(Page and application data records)
──────────

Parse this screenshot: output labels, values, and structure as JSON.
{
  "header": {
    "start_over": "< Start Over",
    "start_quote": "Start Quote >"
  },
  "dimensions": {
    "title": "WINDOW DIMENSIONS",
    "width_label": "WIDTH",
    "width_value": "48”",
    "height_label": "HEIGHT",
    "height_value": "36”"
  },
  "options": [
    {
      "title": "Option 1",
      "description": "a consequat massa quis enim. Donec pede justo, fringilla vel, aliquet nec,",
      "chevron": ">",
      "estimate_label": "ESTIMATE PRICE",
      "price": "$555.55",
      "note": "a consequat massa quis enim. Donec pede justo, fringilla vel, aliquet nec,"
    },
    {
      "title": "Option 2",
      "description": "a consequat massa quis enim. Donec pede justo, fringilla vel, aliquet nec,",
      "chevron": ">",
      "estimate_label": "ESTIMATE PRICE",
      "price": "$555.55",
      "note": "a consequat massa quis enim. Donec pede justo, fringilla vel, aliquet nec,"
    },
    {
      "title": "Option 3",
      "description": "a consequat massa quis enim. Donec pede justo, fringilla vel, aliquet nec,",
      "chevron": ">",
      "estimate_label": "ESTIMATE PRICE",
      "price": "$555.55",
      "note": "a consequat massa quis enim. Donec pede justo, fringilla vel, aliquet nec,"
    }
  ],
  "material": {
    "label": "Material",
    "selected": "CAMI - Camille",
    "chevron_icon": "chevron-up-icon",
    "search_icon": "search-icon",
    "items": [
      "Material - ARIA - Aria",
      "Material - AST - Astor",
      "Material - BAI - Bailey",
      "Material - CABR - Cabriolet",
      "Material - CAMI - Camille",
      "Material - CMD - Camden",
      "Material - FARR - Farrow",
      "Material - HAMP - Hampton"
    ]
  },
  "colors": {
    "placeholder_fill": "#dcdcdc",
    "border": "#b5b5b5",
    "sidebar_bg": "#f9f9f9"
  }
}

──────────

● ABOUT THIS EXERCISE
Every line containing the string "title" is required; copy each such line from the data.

● EXPECTED ANSWER
    "title": "WINDOW DIMENSIONS",
      "title": "Option 1",
      "title": "Option 2",
      "title": "Option 3",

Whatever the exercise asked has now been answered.